Is Japan Different? Evidence on Momentum and Market Dynamics†
Article first published online: 20 MAR 2014
© 2014 International Review of Finance Ltd. 2014
International Review of Finance
Special Issue: Japanese Financial Markets: Corporate Finance, Institutions, and Investments
Volume 14, Issue 1, pages 141–160, March 2014
How to Cite
Hanauer, M. (2014), Is Japan Different? Evidence on Momentum and Market Dynamics. International Review of Finance, 14: 141–160. doi: 10.1111/irfi.12024
- Issue published online: 20 MAR 2014
- Article first published online: 20 MAR 2014
- TUM Graduate School's Faculty Graduate Center TUM School of Management at the Technische Universität München
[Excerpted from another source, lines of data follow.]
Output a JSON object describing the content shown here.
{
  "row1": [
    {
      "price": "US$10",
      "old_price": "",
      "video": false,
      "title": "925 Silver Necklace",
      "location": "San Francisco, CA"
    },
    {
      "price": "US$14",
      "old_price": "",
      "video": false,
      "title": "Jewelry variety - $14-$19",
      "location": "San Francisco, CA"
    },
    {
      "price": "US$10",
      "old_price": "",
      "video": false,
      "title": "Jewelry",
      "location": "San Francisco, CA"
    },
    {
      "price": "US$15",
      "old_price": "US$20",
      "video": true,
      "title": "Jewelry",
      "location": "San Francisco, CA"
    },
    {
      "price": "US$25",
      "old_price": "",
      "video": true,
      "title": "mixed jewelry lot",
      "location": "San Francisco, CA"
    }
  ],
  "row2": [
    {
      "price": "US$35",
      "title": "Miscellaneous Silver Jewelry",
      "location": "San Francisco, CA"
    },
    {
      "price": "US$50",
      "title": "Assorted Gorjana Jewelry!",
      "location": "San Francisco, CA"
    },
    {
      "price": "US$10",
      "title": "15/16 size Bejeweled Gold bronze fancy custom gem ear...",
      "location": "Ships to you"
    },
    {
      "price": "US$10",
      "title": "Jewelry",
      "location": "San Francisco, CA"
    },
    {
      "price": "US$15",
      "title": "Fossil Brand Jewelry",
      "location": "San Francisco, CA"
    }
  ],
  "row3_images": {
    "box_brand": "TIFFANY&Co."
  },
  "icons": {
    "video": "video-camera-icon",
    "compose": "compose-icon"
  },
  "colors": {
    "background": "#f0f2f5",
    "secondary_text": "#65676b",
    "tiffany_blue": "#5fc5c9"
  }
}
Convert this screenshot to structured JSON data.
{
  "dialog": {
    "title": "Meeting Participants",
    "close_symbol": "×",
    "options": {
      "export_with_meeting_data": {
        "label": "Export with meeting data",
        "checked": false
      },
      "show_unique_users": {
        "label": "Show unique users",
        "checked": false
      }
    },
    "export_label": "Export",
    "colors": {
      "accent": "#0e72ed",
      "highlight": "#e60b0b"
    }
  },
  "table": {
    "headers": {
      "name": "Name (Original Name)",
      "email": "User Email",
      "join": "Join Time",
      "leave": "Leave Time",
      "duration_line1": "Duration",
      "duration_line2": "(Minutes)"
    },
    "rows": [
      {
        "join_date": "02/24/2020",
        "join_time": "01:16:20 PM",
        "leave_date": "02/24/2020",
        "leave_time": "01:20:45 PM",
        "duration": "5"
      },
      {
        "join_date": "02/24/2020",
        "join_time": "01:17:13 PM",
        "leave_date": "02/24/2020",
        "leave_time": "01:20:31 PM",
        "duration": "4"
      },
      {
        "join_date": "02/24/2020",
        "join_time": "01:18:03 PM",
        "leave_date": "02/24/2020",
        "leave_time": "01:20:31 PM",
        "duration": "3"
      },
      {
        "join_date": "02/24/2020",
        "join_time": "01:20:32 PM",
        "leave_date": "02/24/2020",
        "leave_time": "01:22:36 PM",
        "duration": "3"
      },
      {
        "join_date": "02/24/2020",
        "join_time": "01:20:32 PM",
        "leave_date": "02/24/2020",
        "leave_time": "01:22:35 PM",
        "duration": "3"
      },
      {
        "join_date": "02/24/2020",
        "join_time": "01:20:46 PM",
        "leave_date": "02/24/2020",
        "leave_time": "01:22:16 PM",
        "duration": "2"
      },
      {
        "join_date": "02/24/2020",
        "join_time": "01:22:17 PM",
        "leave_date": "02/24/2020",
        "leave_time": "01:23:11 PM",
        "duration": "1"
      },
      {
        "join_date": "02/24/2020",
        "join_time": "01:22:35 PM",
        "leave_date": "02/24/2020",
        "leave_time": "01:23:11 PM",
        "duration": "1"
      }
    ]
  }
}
Recent evidence for the US indicates that momentum profits are conditional on market dynamics. This paper documents that the following finding holds for the Japanese market as well: momentum returns are significantly higher when the market stays in the same condition than when it transitions to the other state. This evidence is consistent with the behavioral model of Daniel et al. (1998, Journal of Finance 53(6), 1839–1885.). Furthermore, market transitions occurred more frequently in Japan compared to the US. These results explain why average momentum returns have historically been low in Japan, a fact generally referred to as an empirical failure of momentum. Overall, my findings indicate that different market dynamics, and not different momentum, cause the overall low momentum returns in Japan.